Giving Neighborhood People a Say in Community Development

Think of Pinkberry in Boston’s Back Bay versus Pinkberry in the North End. In one neighborhood, the business thrives; in another, it fails.

Too many neighborhood storefronts throughout Boston and beyond turn over too frequently—or worse, remain vacant. As small-business entrepreneurs, storefront owners, and residents wonder why, Hakim Cunningham, Class of 2017, is providing some much needed answers—and a pathway to future redevelopment success.

Cunningham, who majored in Entrepreneurship and received one of two Innovation Fellowships awarded last year by the Center for Innovative Collaboration and Leadership, has developed a collaborative business model to address this community redevelopment challenge. Rooted in neighborhood-specific data analytics, Cunningham’s Venture Popup Accelerator benefits entrepreneurs, storefront owners, and residents alike by providing access through an online platform to customer income and purchasing data and community funding and planning resources.

Residents get involved

“The Venture Popup model minimizes risk and maximizes opportunities for success with shared risk and reward,” says Cunningham, who graduated from Suffolk’s Sawyer Business School in January. “We’re giving ordinary people a say in the future growth of their community.”

“We’re giving ordinary people a say in the future growth of their community.” -Hakim Cunningham

The platform allows residents to provide input about the types of businesses they want to see in their neighborhoods through an online message portal that’s shared with entrepreneurs and storefront owners, and they can pool money and investments to support those businesses. Real estate owners and entrepreneurs have access to neighborhood-specific permitting, licensing and zoning requirements, and predictive business analytics to assure that their business is well suited to the proposed location.
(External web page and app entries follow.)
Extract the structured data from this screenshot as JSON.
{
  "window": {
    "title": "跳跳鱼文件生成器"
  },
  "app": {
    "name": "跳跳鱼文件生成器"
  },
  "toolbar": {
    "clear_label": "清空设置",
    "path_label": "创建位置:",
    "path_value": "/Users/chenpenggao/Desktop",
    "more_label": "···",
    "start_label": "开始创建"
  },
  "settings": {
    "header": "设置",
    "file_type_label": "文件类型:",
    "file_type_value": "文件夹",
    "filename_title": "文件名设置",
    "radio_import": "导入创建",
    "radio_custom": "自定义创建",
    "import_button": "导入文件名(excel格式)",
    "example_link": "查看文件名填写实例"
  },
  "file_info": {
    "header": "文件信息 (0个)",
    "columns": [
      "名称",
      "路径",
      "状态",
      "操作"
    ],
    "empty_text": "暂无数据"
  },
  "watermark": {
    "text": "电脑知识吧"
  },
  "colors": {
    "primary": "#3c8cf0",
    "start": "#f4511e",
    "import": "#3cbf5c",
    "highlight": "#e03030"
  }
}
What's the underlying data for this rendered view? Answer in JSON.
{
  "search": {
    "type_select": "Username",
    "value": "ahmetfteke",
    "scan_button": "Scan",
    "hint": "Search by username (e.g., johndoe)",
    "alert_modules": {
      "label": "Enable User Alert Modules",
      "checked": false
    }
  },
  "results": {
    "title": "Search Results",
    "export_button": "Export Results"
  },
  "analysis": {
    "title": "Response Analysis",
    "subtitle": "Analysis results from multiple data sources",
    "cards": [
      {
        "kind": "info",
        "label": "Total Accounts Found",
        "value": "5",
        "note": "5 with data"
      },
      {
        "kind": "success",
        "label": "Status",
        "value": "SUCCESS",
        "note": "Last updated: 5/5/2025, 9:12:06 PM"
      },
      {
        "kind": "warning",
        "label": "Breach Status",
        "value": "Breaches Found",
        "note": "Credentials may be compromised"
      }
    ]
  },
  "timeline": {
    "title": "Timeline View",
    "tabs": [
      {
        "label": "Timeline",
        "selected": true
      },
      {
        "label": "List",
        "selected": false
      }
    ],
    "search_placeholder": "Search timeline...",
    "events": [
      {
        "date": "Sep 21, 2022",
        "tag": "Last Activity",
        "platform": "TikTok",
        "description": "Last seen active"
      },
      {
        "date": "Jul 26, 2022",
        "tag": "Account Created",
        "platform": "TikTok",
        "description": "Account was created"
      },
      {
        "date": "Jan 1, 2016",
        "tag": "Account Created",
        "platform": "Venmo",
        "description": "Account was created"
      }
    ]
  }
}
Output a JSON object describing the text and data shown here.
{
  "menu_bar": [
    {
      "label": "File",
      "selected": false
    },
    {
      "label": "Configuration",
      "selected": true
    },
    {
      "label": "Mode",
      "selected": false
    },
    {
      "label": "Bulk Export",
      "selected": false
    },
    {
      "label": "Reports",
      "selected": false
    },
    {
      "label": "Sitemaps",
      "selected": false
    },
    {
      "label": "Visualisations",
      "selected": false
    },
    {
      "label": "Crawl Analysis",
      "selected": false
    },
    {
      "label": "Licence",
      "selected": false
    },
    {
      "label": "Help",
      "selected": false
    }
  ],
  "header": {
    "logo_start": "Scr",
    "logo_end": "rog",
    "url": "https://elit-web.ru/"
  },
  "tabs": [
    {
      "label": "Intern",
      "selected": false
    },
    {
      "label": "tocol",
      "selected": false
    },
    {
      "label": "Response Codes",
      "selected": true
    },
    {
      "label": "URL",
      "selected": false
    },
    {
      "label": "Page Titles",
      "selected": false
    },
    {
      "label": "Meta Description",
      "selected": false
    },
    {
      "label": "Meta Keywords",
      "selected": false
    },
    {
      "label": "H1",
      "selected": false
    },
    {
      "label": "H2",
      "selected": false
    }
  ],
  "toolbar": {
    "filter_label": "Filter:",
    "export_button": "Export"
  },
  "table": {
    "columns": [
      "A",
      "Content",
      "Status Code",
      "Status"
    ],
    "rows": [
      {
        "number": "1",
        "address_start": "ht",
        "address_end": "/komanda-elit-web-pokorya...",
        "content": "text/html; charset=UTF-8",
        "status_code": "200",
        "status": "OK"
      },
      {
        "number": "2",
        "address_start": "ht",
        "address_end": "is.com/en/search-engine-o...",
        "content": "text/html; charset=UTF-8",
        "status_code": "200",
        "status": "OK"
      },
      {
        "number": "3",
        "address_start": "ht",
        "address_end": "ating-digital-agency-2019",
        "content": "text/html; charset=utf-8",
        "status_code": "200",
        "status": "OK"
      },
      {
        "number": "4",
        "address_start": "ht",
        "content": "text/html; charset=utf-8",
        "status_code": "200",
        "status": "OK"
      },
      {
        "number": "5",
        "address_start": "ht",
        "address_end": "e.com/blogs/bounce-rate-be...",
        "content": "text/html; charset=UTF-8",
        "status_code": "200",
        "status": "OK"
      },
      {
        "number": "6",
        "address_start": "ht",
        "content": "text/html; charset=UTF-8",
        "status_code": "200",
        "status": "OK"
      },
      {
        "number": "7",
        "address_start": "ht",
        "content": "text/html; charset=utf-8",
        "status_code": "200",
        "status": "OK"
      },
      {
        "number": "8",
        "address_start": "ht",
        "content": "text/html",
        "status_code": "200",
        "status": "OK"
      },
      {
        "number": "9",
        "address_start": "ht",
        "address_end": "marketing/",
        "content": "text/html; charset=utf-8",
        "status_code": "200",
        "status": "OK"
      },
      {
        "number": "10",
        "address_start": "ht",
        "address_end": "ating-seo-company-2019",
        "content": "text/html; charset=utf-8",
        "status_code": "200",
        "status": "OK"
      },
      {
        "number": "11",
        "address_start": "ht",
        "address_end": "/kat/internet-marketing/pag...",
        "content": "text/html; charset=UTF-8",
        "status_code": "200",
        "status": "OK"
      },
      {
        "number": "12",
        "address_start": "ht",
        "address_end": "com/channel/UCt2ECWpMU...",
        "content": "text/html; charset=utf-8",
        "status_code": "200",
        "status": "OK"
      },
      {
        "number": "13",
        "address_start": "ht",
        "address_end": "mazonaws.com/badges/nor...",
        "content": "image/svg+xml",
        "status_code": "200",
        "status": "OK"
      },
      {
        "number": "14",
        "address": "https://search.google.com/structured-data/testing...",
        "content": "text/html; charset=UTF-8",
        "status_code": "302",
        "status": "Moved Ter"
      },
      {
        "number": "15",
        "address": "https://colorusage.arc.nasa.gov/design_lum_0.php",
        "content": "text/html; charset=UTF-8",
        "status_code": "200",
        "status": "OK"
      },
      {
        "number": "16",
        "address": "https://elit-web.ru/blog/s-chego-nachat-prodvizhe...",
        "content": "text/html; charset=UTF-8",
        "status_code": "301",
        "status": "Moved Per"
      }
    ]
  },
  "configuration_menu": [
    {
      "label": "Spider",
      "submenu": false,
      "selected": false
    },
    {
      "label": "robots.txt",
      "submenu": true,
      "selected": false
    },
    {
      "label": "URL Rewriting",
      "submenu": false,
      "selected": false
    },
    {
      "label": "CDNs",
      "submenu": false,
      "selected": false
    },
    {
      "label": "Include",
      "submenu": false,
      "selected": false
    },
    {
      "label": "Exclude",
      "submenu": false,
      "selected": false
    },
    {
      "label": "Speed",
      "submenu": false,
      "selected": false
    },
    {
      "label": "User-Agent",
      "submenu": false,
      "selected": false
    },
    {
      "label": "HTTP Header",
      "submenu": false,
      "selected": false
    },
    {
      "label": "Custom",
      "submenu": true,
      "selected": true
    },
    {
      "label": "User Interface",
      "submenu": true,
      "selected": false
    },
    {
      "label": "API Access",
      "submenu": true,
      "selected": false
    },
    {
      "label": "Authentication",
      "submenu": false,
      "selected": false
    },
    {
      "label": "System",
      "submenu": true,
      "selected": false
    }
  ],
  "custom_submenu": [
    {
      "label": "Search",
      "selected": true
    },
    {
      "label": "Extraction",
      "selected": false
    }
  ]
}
The flexible concierge-type service also helps businesses and real estate owners to arrange mutually beneficial lease agreements to accommodate seasonal businesses, according to Cunningham.

Applying business skills for the community

At age 41, Cunningham, a lifelong Boston resident who’s spent much of his career as a community organizer with the Boston Workers Alliance and Transportation for Massachusetts, is passionate about putting his Suffolk business degree to work in community development and urban planning.

Initially sparked by the long stretches of empty storefronts along Dorchester’s Blue Hill Avenue, Cunningham’s MyBlock business model—now known as the Venture Popup Accelerator—is designed to help cities and towns rethink how businesses can be leveraged to grow communities and to empower residents in that process.

With MyBlock, Cunningham competed in the City Start Boston Boot Camp, finishing second, and went on to pitch the model with the Boston Entrepreneurs Network and the Massachusetts Technology Collaborative Unconference in 2015.

But it was at the Sawyer Business School that the pieces of the Venture Popup Accelerator plan came together. Entrepreneurship Professor Robert Smith underscored the importance of analytic data collection to the project’s success. Professor Dominic Thomas, co-director of the Center for Innovative Collaboration and Leadership and its Innovation Fellows Program, and Richard Taylor, executive-in-residence at Suffolk’s Center for Real Estate, were invaluable mentors.

“My professors always supported me and gave me the confidence to go out in the business world and be competitive,” Cunningham says.

He also is working with Professor Lolita Darden and student Eric Tatman in the Law School’s Intellectual Property & Entrepreneurship Clinic to develop contracts and other legal documents for his organization.

Cunningham has organized community panel discussions and is working with the Uphams Corner, West Roxbury, and Washington Gateway Main Streets programs to strategize on how to incorporate his ideas as these programs work on filling empty storefronts.

He is pursuing a master’s degree in public policy beginning next fall at Tufts University.

Student ideas go from classroom to practice

The Innovation Fellows Program, co-directed by Thomas and Professor Jodi Detjen, was developed in 2016 to provide students the “opportunity to pursue passions and transition ideas from academia to practice,” Thomas says. “If classroom learning works, it inspires students to think of new ways of doing things in the world….Jodi and I wanted to provide support for our students’ great ideas to grow and flourish.”

“Now that the business plan is in place, there is an exciting opportunity to launch this effort with several properties and strengthen communities one commercial block at a time,” Cunningham says. “The fellowship funding has been critical to getting the Venture Popup Accelerator off the ground.”

The Terino Family Foundation and Eastern Bank each have committed to endowments of $100,000 for annual Innovation Fellowship awards of $2,000. Thomas and Detjen hope that at least nine more companies will step forward to provide additional fellowship opportunities for Suffolk University students inspired in the classroom and ready to make their visions a reality.

Sara Romer